The megamerger that created

AOL Time Warner


took place in January 2001, of course. But perhaps business historians will date the launch of the company from today.

Not to dismiss the suffering of AOL Time Warner's employees, laid-off employees and shareholders over the past year and a half, but management and the company's stock start from a clean slate this week.

In the market's vulnerable state, it's an open question whether a fresh start is enough to make people take a fresh look at the stock. After all, just a year ago AOL Time Warner carried a much richer valuation, but that was before people stopped fully believing in synergies and convergence. It was also before a series of debt-driven balance sheet implosions and faith-destroying accounting scandals reminded investors that stocks could go down and stay there.

That said, even at this late date AOL strikes many observers as an intriguing collection of valuable assets whose value could easily exceed the company's low-tide valuation. "The thing is cheap," says John Tinker of Blaylock & Partners, who upgraded AOL Time Warner from hold to buy Friday morning with a price target of $21.


Let's start with the stock, which had slid $1.28 Friday afternoon to $11.17, down more than 10% for the day after drilling a new 52-week low of $10.82 in the morning. Commentators started saying this year when AOL Time Warner had dropped into the $20s, at that price you're buying Time Warner and

getting the online service AOL for free.
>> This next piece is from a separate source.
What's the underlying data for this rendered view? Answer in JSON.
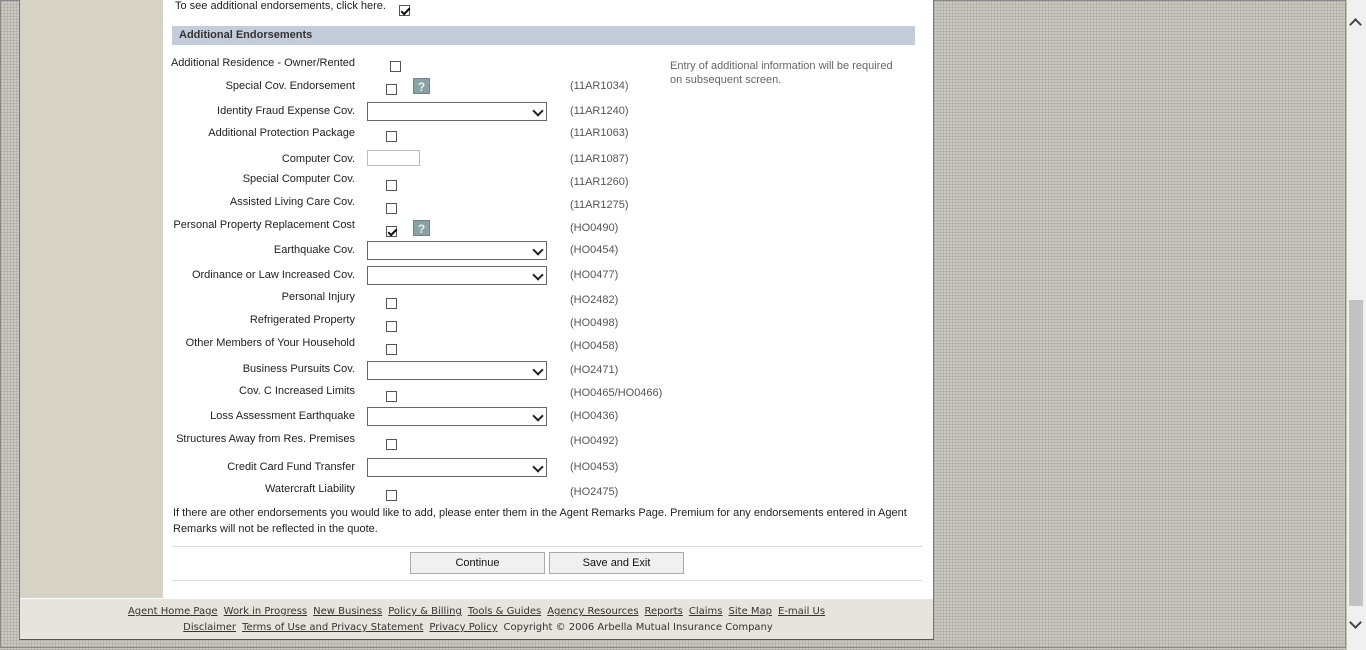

But, heck, at these prices, you're getting much of Time Warner for free, too. Consider that when AOL merged with Time Warner in 2001, Time Warner shareholders received a share and a half of the new company for each of their old shares. So that means an old Time Warner share is now worth about $17. Given that Time Warner was trading at roughly $50 a share back in late 1998, and at nearly $65 just before the deal with AOL was announced in January 2000, one can't help thinking that AOL Time Warner's stock has minimal downside and plenty of room to grow going forward.

In the other element of this new beginning, the executive power at AOL Time Warner is out of the hands of the technological optimists and in those of a more realistic crew. Gone is Bob Pittman, who despite being a Time Warner veteran was clearly identified with the now-discarded vision of the unstoppably ascendent Internet economy upending all known medial business models. Gone, too, is Time Warner visionary Jerry Levin, the man who told the world two and a half years ago, "The market capitalizations in the Internet space I accept. ... And while most people may have some difficulty with those valuations, in fact, to me, it's really quite simple, because it's a belief that the present value of future cash flow is so significant that that's how you justify it."

Logan's Heroes

In their place is a management team headed by CEO Dick Parsons, a man who five months ago referred to himself as the ice relative to Pittman's fire. And, as others have pointed out, Parsons' lieutenant overseeing America Online will now be Don Logan, a man who famously -- and not quite supportively -- once referred to Time Warner's pre-AOL Internet operations as a "black hole." Clearly, this is a team that feels no pressure, as might have the last administration, to overpromise what the online economy might deliver.

The wild card, of course, is AOL Time Warner Chairman Steve Case, the personification of AOL and the last remaining AOL executive with his self-image tied up in AOL's success. For various reasons, Case has lingered deep in the background of the company's operations over the past few months.

In a note Friday morning, Merrill Lynch analyst Jessica Reif Cohen said she wouldn't be surprised if additional management departures were forthcoming; whether Case will lead a revival of AOL or choose a less stressful existence for himself is a riddle for which outsiders will certainly await an answer.